When in Rome, you act accordingly. The same can be said when one joins a school. Growing up in my native country in Africa, school choice was to a great extent determined by academic achievement, socioeconomic status, and school climate. These three variables were largely influenced by the three most important stakeholders in education, namely, student, parent/guardian and school leadership. Students with high academic abilities were guaranteed places in prestigious schools provided they were able to pay the tuition fees. And strong leadership was equated to a positive school climate which translated to high student enrollments. In most scenarios, the interplay of these three variables meant that each of the three stakeholders had a considerable measure of control when it came to school choice.
Importance of education is something that you learn at a very early age in Africa. This, perhaps, can be attributed to the fact that most African economies are still young (60 years on average, since gaining independence.). And therefore, to many parents/guardians, education is an investment vehicle that guarantees a yield of a better future for them and their children. However, it is also an investment that a reasonable number of parents/guardians cannot afford, unfortunately.
During my elementary education, the educational arena in my county was not without the influence of the economic law of supply and demand, and among other influences. Good performing schools were invariably in great demand, and therefore, their tuition fees tended to be too high for most families. There were no policies on price ceiling at the time. Therefore, students with high academic abilities, but from low socioeconomic families mostly ended up losing their slots in good schools. And typically, ended up in low performing schools where their exemplary academic abilities diminished quickly. When in Rome, you act accordingly.

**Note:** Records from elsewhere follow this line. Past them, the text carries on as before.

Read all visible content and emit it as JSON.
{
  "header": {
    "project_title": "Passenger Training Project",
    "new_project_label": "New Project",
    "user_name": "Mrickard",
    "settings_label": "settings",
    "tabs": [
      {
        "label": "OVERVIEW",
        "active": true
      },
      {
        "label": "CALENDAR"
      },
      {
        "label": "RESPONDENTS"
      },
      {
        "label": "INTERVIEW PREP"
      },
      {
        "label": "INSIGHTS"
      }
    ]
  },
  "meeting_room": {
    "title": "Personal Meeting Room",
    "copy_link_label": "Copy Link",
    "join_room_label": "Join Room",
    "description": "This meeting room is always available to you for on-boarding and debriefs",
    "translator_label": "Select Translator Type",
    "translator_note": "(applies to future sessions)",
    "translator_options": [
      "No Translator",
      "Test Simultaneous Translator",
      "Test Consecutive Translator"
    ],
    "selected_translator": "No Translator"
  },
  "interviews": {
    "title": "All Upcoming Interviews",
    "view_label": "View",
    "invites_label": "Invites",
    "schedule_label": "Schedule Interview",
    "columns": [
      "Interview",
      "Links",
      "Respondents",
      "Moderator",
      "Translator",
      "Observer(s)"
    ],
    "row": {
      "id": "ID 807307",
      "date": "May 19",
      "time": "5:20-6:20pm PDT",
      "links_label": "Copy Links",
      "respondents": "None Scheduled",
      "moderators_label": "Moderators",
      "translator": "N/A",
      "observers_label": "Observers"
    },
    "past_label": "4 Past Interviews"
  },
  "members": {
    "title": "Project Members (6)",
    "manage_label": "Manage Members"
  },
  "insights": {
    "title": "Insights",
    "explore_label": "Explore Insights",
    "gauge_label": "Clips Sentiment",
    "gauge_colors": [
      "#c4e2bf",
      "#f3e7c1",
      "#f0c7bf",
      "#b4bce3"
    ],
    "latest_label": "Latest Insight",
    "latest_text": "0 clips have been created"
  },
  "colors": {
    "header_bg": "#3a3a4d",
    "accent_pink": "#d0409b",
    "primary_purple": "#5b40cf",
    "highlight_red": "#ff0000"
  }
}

Opportunity gaps between student groups result in generational opportunity relay races that unfortunately never stop and never can be won. School choice provides a means to bridge these gaps. As I wrap up my Ph.D. program in Evaluation and Measurement this year, I attribute my academic and professional achievements to the fact that my parents and I chose the right schools for me. School choice negates the negative effects that socioeconomic status has on opportunities that every child deserves.